## WHAT IS NEEDED
Every entry that follows should be written out again exactly.

++++ DATASET EXTRACT ++++

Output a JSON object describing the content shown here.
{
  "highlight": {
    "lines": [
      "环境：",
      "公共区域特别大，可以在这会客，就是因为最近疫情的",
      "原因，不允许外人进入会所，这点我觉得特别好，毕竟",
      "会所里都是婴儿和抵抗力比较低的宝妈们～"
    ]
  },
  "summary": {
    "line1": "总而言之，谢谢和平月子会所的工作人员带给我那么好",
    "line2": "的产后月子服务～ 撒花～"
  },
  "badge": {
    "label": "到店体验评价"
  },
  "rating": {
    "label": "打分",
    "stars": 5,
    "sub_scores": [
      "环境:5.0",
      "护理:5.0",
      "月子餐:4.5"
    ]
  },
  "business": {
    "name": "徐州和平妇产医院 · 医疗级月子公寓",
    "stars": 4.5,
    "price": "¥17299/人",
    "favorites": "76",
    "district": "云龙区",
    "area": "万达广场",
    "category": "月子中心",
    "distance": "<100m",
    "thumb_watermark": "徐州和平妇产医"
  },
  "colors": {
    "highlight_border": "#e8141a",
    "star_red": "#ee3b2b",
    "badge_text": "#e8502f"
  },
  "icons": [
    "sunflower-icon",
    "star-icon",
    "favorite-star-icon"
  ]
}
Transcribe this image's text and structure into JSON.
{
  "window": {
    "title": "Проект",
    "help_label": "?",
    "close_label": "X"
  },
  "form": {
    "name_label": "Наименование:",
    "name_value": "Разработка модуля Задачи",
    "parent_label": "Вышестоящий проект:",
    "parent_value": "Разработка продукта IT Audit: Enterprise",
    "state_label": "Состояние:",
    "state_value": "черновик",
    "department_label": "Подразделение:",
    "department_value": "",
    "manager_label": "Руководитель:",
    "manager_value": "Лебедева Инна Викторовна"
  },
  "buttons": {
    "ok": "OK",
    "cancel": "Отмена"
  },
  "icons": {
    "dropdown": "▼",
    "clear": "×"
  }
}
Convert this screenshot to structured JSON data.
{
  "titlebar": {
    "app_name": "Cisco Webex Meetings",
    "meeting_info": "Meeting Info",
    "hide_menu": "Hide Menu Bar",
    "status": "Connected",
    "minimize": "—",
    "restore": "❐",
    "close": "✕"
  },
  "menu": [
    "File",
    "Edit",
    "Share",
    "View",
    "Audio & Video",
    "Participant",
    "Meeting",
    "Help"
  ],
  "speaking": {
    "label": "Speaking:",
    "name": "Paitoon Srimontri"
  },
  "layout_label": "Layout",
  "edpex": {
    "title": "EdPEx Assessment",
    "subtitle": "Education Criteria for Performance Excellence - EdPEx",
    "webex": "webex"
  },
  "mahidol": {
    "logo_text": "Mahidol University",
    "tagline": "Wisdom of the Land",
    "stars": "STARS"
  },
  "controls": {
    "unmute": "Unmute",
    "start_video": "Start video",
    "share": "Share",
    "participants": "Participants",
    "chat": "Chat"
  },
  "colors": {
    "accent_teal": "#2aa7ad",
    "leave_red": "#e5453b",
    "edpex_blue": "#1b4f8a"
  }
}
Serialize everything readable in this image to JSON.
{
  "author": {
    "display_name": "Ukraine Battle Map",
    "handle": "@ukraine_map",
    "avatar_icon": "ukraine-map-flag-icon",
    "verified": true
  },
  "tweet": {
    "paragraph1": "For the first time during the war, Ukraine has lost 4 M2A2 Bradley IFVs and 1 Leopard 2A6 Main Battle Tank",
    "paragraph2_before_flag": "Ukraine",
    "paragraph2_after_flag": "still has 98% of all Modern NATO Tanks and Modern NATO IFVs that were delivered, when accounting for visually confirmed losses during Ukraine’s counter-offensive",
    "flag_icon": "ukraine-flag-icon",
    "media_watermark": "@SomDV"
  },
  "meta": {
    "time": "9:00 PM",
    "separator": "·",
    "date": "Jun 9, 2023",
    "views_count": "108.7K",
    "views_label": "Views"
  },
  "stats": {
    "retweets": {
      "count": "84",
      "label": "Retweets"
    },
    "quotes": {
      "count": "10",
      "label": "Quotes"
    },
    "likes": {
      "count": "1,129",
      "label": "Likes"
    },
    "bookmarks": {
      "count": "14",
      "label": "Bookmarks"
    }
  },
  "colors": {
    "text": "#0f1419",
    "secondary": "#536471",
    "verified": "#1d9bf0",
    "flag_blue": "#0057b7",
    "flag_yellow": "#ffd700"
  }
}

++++

## ANSWER
Output a JSON object describing the content shown here.
{
  "highlight": {
    "lines": [
      "环境：",
      "公共区域特别大，可以在这会客，就是因为最近疫情的",
      "原因，不允许外人进入会所，这点我觉得特别好，毕竟",
      "会所里都是婴儿和抵抗力比较低的宝妈们～"
    ]
  },
  "summary": {
    "line1": "总而言之，谢谢和平月子会所的工作人员带给我那么好",
    "line2": "的产后月子服务～ 撒花～"
  },
  "badge": {
    "label": "到店体验评价"
  },
  "rating": {
    "label": "打分",
    "stars": 5,
    "sub_scores": [
      "环境:5.0",
      "护理:5.0",
      "月子餐:4.5"
    ]
  },
  "business": {
    "name": "徐州和平妇产医院 · 医疗级月子公寓",
    "stars": 4.5,
    "price": "¥17299/人",
    "favorites": "76",
    "district": "云龙区",
    "area": "万达广场",
    "category": "月子中心",
    "distance": "<100m",
    "thumb_watermark": "徐州和平妇产医"
  },
  "colors": {
    "highlight_border": "#e8141a",
    "star_red": "#ee3b2b",
    "badge_text": "#e8502f"
  },
  "icons": [
    "sunflower-icon",
    "star-icon",
    "favorite-star-icon"
  ]
}
Transcribe this image's text and structure into JSON.
{
  "window": {
    "title": "Проект",
    "help_label": "?",
    "close_label": "X"
  },
  "form": {
    "name_label": "Наименование:",
    "name_value": "Разработка модуля Задачи",
    "parent_label": "Вышестоящий проект:",
    "parent_value": "Разработка продукта IT Audit: Enterprise",
    "state_label": "Состояние:",
    "state_value": "черновик",
    "department_label": "Подразделение:",
    "department_value": "",
    "manager_label": "Руководитель:",
    "manager_value": "Лебедева Инна Викторовна"
  },
  "buttons": {
    "ok": "OK",
    "cancel": "Отмена"
  },
  "icons": {
    "dropdown": "▼",
    "clear": "×"
  }
}
Convert this screenshot to structured JSON data.
{
  "titlebar": {
    "app_name": "Cisco Webex Meetings",
    "meeting_info": "Meeting Info",
    "hide_menu": "Hide Menu Bar",
    "status": "Connected",
    "minimize": "—",
    "restore": "❐",
    "close": "✕"
  },
  "menu": [
    "File",
    "Edit",
    "Share",
    "View",
    "Audio & Video",
    "Participant",
    "Meeting",
    "Help"
  ],
  "speaking": {
    "label": "Speaking:",
    "name": "Paitoon Srimontri"
  },
  "layout_label": "Layout",
  "edpex": {
    "title": "EdPEx Assessment",
    "subtitle": "Education Criteria for Performance Excellence - EdPEx",
    "webex": "webex"
  },
  "mahidol": {
    "logo_text": "Mahidol University",
    "tagline": "Wisdom of the Land",
    "stars": "STARS"
  },
  "controls": {
    "unmute": "Unmute",
    "start_video": "Start video",
    "share": "Share",
    "participants": "Participants",
    "chat": "Chat"
  },
  "colors": {
    "accent_teal": "#2aa7ad",
    "leave_red": "#e5453b",
    "edpex_blue": "#1b4f8a"
  }
}
Serialize everything readable in this image to JSON.
{
  "author": {
    "display_name": "Ukraine Battle Map",
    "handle": "@ukraine_map",
    "avatar_icon": "ukraine-map-flag-icon",
    "verified": true
  },
  "tweet": {
    "paragraph1": "For the first time during the war, Ukraine has lost 4 M2A2 Bradley IFVs and 1 Leopard 2A6 Main Battle Tank",
    "paragraph2_before_flag": "Ukraine",
    "paragraph2_after_flag": "still has 98% of all Modern NATO Tanks and Modern NATO IFVs that were delivered, when accounting for visually confirmed losses during Ukraine’s counter-offensive",
    "flag_icon": "ukraine-flag-icon",
    "media_watermark": "@SomDV"
  },
  "meta": {
    "time": "9:00 PM",
    "separator": "·",
    "date": "Jun 9, 2023",
    "views_count": "108.7K",
    "views_label": "Views"
  },
  "stats": {
    "retweets": {
      "count": "84",
      "label": "Retweets"
    },
    "quotes": {
      "count": "10",
      "label": "Quotes"
    },
    "likes": {
      "count": "1,129",
      "label": "Likes"
    },
    "bookmarks": {
      "count": "14",
      "label": "Bookmarks"
    }
  },
  "colors": {
    "text": "#0f1419",
    "secondary": "#536471",
    "verified": "#1d9bf0",
    "flag_blue": "#0057b7",
    "flag_yellow": "#ffd700"
  }
}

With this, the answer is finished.